**WORK INSTRUCTIONS:** The word "post" marks the lines to report; pull each of them from the listing.

━━━━━━━━

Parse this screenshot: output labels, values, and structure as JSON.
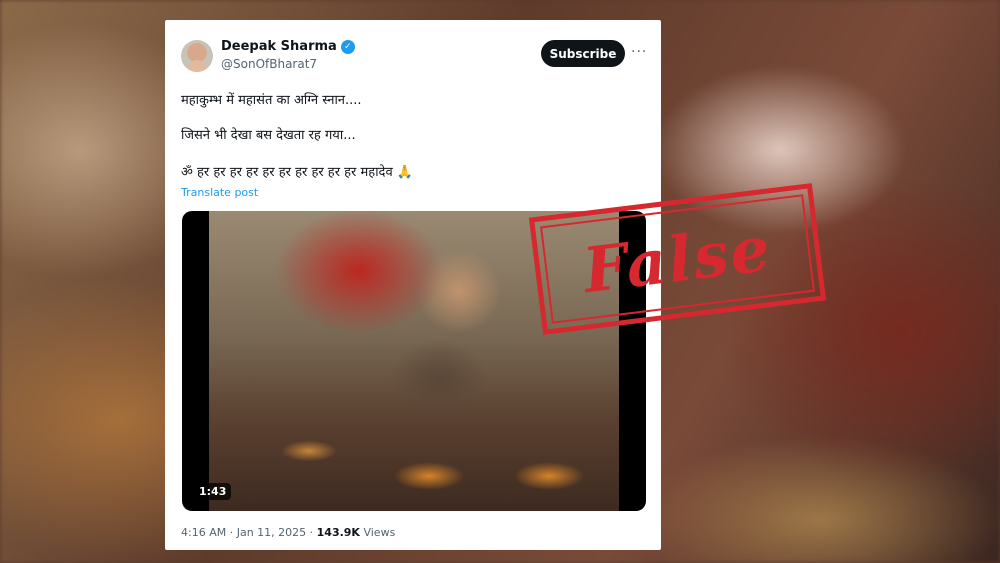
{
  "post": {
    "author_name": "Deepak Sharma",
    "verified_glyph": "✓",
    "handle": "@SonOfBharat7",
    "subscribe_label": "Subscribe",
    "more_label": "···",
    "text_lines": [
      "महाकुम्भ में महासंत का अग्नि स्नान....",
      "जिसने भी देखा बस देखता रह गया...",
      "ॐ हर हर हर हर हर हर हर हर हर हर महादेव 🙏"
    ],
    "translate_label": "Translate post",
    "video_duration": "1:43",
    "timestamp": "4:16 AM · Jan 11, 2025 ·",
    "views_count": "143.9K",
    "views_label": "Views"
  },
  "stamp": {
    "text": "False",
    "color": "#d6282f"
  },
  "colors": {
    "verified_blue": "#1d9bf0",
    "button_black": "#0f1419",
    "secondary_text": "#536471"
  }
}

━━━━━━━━

**OUTPUT FOR THIS EXERCISE:**
  "post": {
    "translate_label": "Translate post",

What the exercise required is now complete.